Hey, Baila. It's interesting to read about how you transitioned from your upbringing.

RaggedyDad and I were lucky enough to have met on our own. Dating is a drag! I'd encourage normal, healthy opposite gender interaction like BA for my kids, too.

Jameel @ The Muqata said...

Teenage Zombies....sounds like my teenagers during Friday night dinner.

The second their friends drop by they are wide awake.

Anonymous said...

Give credit to Dov Hikind for fighting those who would stand by and cover up abuse in the Orthodox community:

Read it here: id=543

Or listen here: type=Audio

Kudos to Dov Hikind for really trying to make a difference.

Anonymous said...

Thank you brcher family for hosting all of them. i can't wait to talk to you to heat how it all went. Your home always was like a second home to us. Thanks again so much.


Baila said...


Definitely easier when you meet someone on your own.

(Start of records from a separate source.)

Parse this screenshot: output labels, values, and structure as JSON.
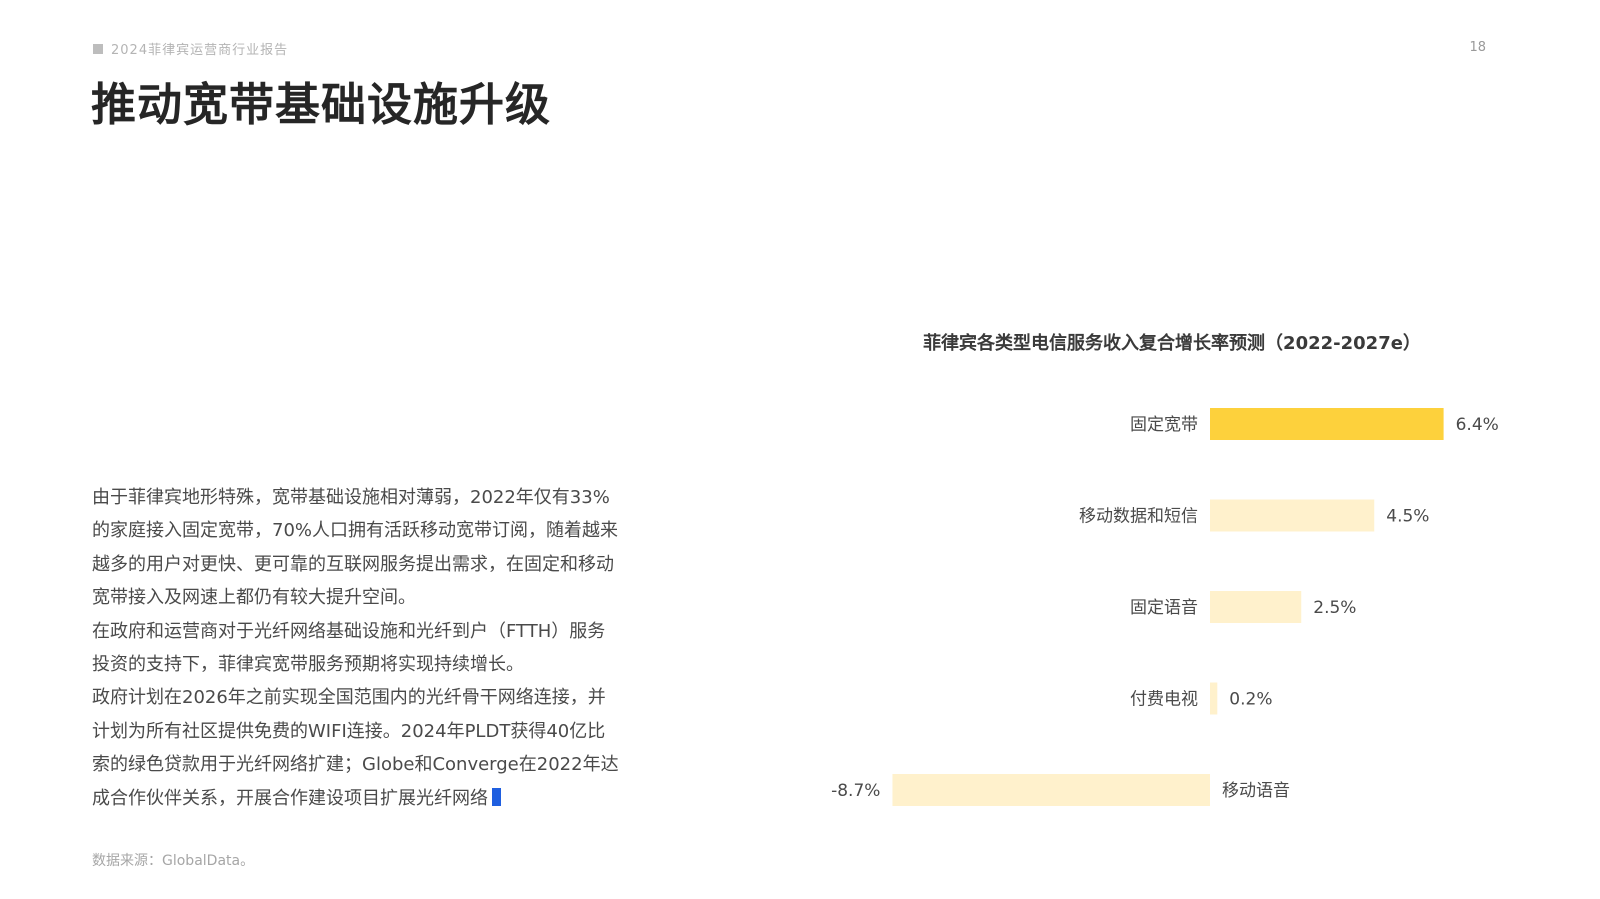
{
  "header": {
    "report_label": "2024菲律宾运营商行业报告",
    "page_number": "18",
    "title": "推动宽带基础设施升级"
  },
  "body": {
    "paragraphs": [
      "由于菲律宾地形特殊，宽带基础设施相对薄弱，2022年仅有33%的家庭接入固定宽带，70%人口拥有活跃移动宽带订阅，随着越来越多的用户对更快、更可靠的互联网服务提出需求，在固定和移动宽带接入及网速上都仍有较大提升空间。",
      "在政府和运营商对于光纤网络基础设施和光纤到户（FTTH）服务投资的支持下，菲律宾宽带服务预期将实现持续增长。",
      "政府计划在2026年之前实现全国范围内的光纤骨干网络连接，并计划为所有社区提供免费的WIFI连接。2024年PLDT获得40亿比索的绿色贷款用于光纤网络扩建；Globe和Converge在2022年达成合作伙伴关系，开展合作建设项目扩展光纤网络"
    ]
  },
  "source": "数据来源：GlobalData。",
  "chart_data": {
    "type": "bar",
    "orientation": "horizontal",
    "title": "菲律宾各类型电信服务收入复合增长率预测（2022-2027e）",
    "categories": [
      "固定宽带",
      "移动数据和短信",
      "固定语音",
      "付费电视",
      "移动语音"
    ],
    "values": [
      6.4,
      4.5,
      2.5,
      0.2,
      -8.7
    ],
    "value_labels": [
      "6.4%",
      "4.5%",
      "2.5%",
      "0.2%",
      "-8.7%"
    ],
    "unit": "%",
    "highlight_color": "#fdd13c",
    "base_color": "#fff1cc",
    "highlight_index": 0,
    "grid": false,
    "legend": "none"
  }
}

Thanks for stopping by.


It's really miraculous how they recover as soon their chevra comes by.


Okay, but that's a bit off-topic.


It was great having your boy here! We miss him.

Anonymous said...

I always love books and movies where an adult gets to be a teenager again but with their adult sensibilities. Wow. that would have been great. But I'm sure the insecure messes that we were was part of the charm...

Jack Steiner said...

I remember having some of my friends quiz me about girls. They knew nothing.

I am not a big fan of the separation.

Lion of Zion said...

agree 100%

although from what i understand חברה מעורבת is no longer a given in israeli BA?

Baila said...


No, the kids are separated, but there still seems to be alot of interaction amongst the teens in most of the snifim that I'm familiar with.

Jameel @ The Muqata said...

Our snif is separate...and then is totally mixed in chevraya bet.